For example, this kind of Flow is created by the Room Jetpack library to provide support for observable data sets in your DAOs. The Room implementation performs a database query when the Flow collection starts, then every time a related table is updated. This means that an unnecessary database query is performed every time a screen becomes visible again and the data set hasn’t changed in the meantime.

By comparison, the LiveData implementation generated by Room is more efficient because it will only perform a database query if a table has changed since the last time the LiveData was active.

To make the Kotlin Flow code more efficient we need to use versioning.

The version of the data set should be exposed as a StateFlow<Int> in the repository, along with functions to retrieve current snapshots of the data. For example:

interface CustomerRepository {
val customersVersion: StateFlow<Int>

suspend fun getAllCustomers(): List<Customer>

suspend fun getActiveCustomers(): List<Customer>

The repository may be backed by a remote API or local storage like a database; it doesn’t matter.

Every time the data set is updated successfully, the version number must be incremented atomically:

private val _customersVersion = MutableStateFlow(0)

suspend fun updateCustomerName(customerId: Long, newName: String) {
// Insert some code to update the data here
_customersVersion.update { it + 1 }

Tip: if your repository is backed by a Room database, you don’t need to keep track of changes manually, you can use Room’s InvalidationTracker to monitor a list of tables:

fun RoomDatabase.createVersionFlow(
scope: CoroutineScope,
vararg tables: String
): Flow<Int> {
return flow {
var version = 0
invalidationTrackerFlow(*tables).collect {
scope = scope,
started = SharingStarted.Eagerly,
initialValue = null

All the pieces of the puzzle are finally put together in the ViewModel:

val activeCustomers: Flow<List<Customer>> =
stateFlow(viewModelScope, emptyList()) { subscriptionCount ->
subscriptionCount, SharingStarted.WhileSubscribed()
.mapLatest {

Thanks again to the distinctUntilChanged() operator, the current version is compared against the previous one (if any) as soon as the StateFlow becomes active, and the data is only loaded if the version number changed. Problem solved.

Two timelines showing emitted values before and after applying the distinctUntilChanged() operator: the first timeline contains series of identical values and the second timeline only contains the first occurrence of each value.
Illustration from

Final tips

For many cases, the standard shareIn() and stateIn() operators should still be preferred over the complexity of flowWhileShared(). In particular:

  • For one-shot data loading;
  • When the source of the upstream Flow is a UI element on the screen like a refresh button, thus new values will never be emitted when the screen is invisible and the upstream Flow collection doesn’t need to be canceled;
  • When the cost of reloading the same data from the repository is cheap, for example because the implementation is backed by a shared cache. It’s then acceptable to reload data every time the screen becomes visible.

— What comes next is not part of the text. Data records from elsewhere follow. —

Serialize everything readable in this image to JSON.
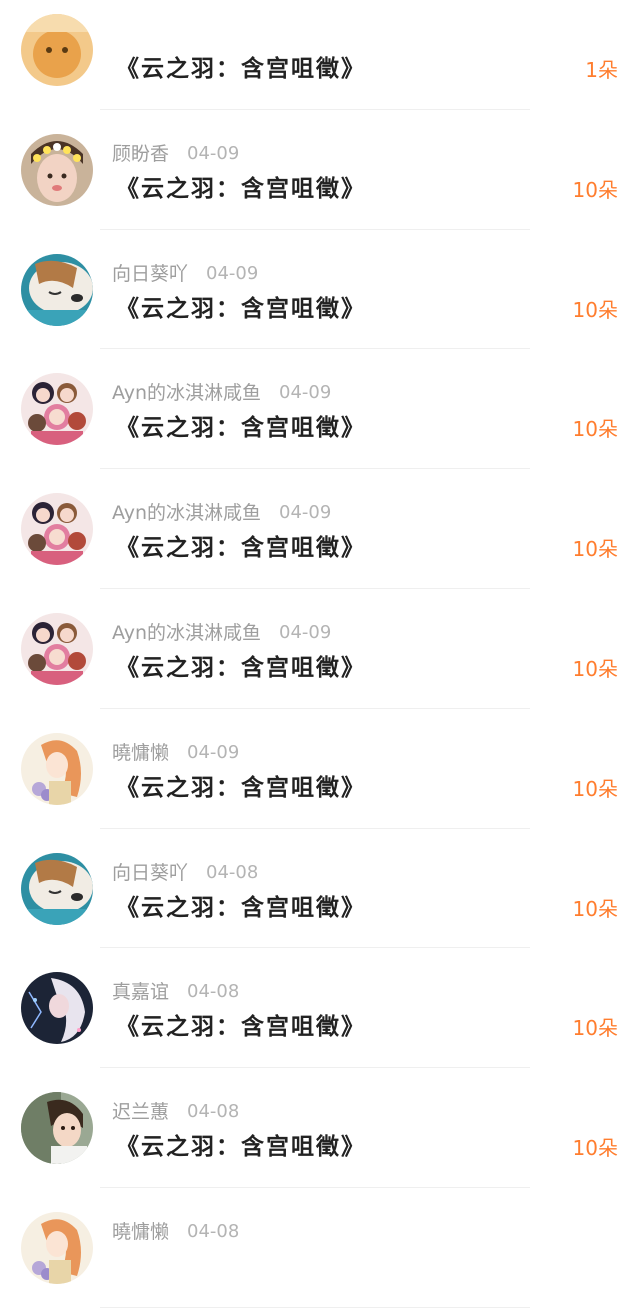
{
  "gift_list": [
    {
      "name": "",
      "date": "",
      "title": "《云之羽：含宫咀徵》",
      "count": "1朵",
      "avatar": "orange-cat-avatar"
    },
    {
      "name": "顾盼香",
      "date": "04-09",
      "title": "《云之羽：含宫咀徵》",
      "count": "10朵",
      "avatar": "flower-crown-girl-avatar"
    },
    {
      "name": "向日葵吖",
      "date": "04-09",
      "title": "《云之羽：含宫咀徵》",
      "count": "10朵",
      "avatar": "sleeping-dog-avatar"
    },
    {
      "name": "Ayn的冰淇淋咸鱼",
      "date": "04-09",
      "title": "《云之羽：含宫咀徵》",
      "count": "10朵",
      "avatar": "anime-girls-avatar"
    },
    {
      "name": "Ayn的冰淇淋咸鱼",
      "date": "04-09",
      "title": "《云之羽：含宫咀徵》",
      "count": "10朵",
      "avatar": "anime-girls-avatar"
    },
    {
      "name": "Ayn的冰淇淋咸鱼",
      "date": "04-09",
      "title": "《云之羽：含宫咀徵》",
      "count": "10朵",
      "avatar": "anime-girls-avatar"
    },
    {
      "name": "曉慵懒",
      "date": "04-09",
      "title": "《云之羽：含宫咀徵》",
      "count": "10朵",
      "avatar": "illustrated-girl-avatar"
    },
    {
      "name": "向日葵吖",
      "date": "04-08",
      "title": "《云之羽：含宫咀徵》",
      "count": "10朵",
      "avatar": "sleeping-dog-avatar"
    },
    {
      "name": "真嘉谊",
      "date": "04-08",
      "title": "《云之羽：含宫咀徵》",
      "count": "10朵",
      "avatar": "dark-fantasy-avatar"
    },
    {
      "name": "迟兰蕙",
      "date": "04-08",
      "title": "《云之羽：含宫咀徵》",
      "count": "10朵",
      "avatar": "child-photo-avatar"
    },
    {
      "name": "曉慵懒",
      "date": "04-08",
      "title": "",
      "count": "",
      "avatar": "illustrated-girl-avatar"
    }
  ],
  "colors": {
    "name_text": "#9e9e9e",
    "date_text": "#b4b4b4",
    "title_text": "#222222",
    "count_accent": "#ff7d2e",
    "divider": "#efefef"
  }
}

Using the new flowWhileShared() operator, we managed to synchronize a portion of an upstream Flow with the lifecycle of the downstream SharedFlow or StateFlow, allowing to skip unnecessary work with the help of an operator like distinctUntilChanged(). All of this without having to include any LiveData or Android-specific Lifecycle code in the ViewModel of Android applications.

Full source code

If you liked this article and found it helpful, please share it on social networks and post your feedback in the comments section. I’m curious to learn what you think about this pattern and how it could be improved. Expect reading about more uses cases for Kotlin Flow on Android in a following part.

Special thanks to Hicham Boushaba who gave me the original idea for writing this blog post.



Christophe Beyls

Android developer from Belgium, blogging about advanced programming topics.